Historic Chinese Menus From L.A.'s Chinatown and Beyond | KCET
Historic Chinese Menus From L.A.'s Chinatown and Beyond
Watch: Chop Suey's Next Wave
Chinese New Year kicks off this week, and for many, it's a time to wish for an auspicious future. I'm taking this annual celebration to reflect on historic Chinese menus from Chinatown and around Los Angeles, all courtesy of the L.A. Public Library Menu Collection. With stylish covers featuring dishes that now look like relics from the past, these menus tell the story of the evolution of Chinese food in L.A. and, essentially, that of the Chinese American experience.
The menus are in chronological order starting from the 1930s until the early '70s, when the Chinese community started to move east and settle in the San Gabriel Valley. Far East Cafe's Depression-era menu is the oldest in the collection, though its Little Tokyo location opened in 1935. However, Man Jen Low dates back to the late 19th century (the exact date is fuzzy, varying from 1878 to 1890) in the original Chinatown location (where Union Station now stands) before moving to Gin Ling Way (and eventually renamed as General Lee's by its owners). Note that Golden Pagoda, its neighbor within Old Chinatown Central Plaza, is now beloved dive Hop Louie.
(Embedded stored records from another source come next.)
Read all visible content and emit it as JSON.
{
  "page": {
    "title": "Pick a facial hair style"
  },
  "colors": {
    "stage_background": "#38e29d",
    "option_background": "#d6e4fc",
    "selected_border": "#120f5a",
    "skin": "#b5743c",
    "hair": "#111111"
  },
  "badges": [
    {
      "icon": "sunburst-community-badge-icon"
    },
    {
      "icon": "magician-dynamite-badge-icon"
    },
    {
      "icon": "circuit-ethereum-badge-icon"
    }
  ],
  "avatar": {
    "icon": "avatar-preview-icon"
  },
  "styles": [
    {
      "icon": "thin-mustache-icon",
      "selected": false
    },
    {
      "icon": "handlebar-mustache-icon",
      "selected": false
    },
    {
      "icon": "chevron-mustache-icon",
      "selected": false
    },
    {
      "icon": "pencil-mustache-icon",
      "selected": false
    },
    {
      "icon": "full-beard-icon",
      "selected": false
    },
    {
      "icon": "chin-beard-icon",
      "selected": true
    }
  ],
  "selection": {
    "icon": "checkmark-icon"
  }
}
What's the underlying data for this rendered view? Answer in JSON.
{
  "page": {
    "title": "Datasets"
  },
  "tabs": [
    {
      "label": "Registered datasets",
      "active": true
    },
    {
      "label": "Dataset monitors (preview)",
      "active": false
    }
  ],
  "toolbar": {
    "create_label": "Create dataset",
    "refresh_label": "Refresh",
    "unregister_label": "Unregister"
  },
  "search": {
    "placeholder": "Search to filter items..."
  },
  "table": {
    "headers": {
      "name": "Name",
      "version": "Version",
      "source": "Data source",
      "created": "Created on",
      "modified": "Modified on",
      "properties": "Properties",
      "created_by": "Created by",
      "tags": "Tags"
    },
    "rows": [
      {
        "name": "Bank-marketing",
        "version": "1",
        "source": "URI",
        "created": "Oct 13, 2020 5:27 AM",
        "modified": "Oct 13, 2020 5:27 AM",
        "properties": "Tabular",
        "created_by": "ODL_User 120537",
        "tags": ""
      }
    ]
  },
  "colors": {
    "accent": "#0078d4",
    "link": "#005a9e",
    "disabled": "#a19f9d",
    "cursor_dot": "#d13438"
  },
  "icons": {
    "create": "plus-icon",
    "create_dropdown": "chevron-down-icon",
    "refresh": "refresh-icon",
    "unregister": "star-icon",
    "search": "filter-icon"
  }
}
I will always prefer soup dumplings to egg drop soup, but based on fifty decades of menus, the 1950s and '60s seem like the most fun -- imagine back to an era when Chinese restaurants served Polynesian-inspired tiki cocktails and people dressed up in tuxedos and furs for a night out in Chinatown.
Want to make an alpaca BFF? Check out these five SoCal ranches for your chance!
High interest rates and rising home prices backpedaled California's housing market in July, according to the California Association of Realtors.
Following a screening of “Crazy Rich Asians,” director Jon M. Chu attended a Q&A hosted by Cinema Series host Pete Hammond.
Host to outstanding coastal and forest habitats, Humboldt County is a paradise of hiking destinations.
- 1 of 74
- next ›